# [WHAT IS EXPECTED]
All of the entries should be returned without a single change.

(Interface dataset entries)
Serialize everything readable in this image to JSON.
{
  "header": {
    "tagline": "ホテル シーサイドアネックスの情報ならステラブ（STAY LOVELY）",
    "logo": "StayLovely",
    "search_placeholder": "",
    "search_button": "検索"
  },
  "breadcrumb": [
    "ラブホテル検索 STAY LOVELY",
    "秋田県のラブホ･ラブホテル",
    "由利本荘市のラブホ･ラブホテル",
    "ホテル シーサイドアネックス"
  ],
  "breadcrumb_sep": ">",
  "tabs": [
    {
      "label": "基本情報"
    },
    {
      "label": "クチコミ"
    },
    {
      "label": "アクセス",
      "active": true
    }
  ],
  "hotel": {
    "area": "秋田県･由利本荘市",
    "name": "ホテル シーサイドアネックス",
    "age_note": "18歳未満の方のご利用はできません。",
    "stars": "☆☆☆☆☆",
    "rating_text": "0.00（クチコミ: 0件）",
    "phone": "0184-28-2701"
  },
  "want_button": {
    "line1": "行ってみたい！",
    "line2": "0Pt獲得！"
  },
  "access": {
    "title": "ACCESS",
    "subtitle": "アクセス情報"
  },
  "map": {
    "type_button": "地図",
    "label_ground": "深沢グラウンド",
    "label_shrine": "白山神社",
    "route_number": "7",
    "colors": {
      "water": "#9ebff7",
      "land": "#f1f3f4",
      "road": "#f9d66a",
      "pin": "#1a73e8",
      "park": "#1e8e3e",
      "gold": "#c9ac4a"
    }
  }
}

# [FINAL ANSWER]
Serialize everything readable in this image to JSON.
{
  "header": {
    "tagline": "ホテル シーサイドアネックスの情報ならステラブ（STAY LOVELY）",
    "logo": "StayLovely",
    "search_placeholder": "",
    "search_button": "検索"
  },
  "breadcrumb": [
    "ラブホテル検索 STAY LOVELY",
    "秋田県のラブホ･ラブホテル",
    "由利本荘市のラブホ･ラブホテル",
    "ホテル シーサイドアネックス"
  ],
  "breadcrumb_sep": ">",
  "tabs": [
    {
      "label": "基本情報"
    },
    {
      "label": "クチコミ"
    },
    {
      "label": "アクセス",
      "active": true
    }
  ],
  "hotel": {
    "area": "秋田県･由利本荘市",
    "name": "ホテル シーサイドアネックス",
    "age_note": "18歳未満の方のご利用はできません。",
    "stars": "☆☆☆☆☆",
    "rating_text": "0.00（クチコミ: 0件）",
    "phone": "0184-28-2701"
  },
  "want_button": {
    "line1": "行ってみたい！",
    "line2": "0Pt獲得！"
  },
  "access": {
    "title": "ACCESS",
    "subtitle": "アクセス情報"
  },
  "map": {
    "type_button": "地図",
    "label_ground": "深沢グラウンド",
    "label_shrine": "白山神社",
    "route_number": "7",
    "colors": {
      "water": "#9ebff7",
      "land": "#f1f3f4",
      "road": "#f9d66a",
      "pin": "#1a73e8",
      "park": "#1e8e3e",
      "gold": "#c9ac4a"
    }
  }
}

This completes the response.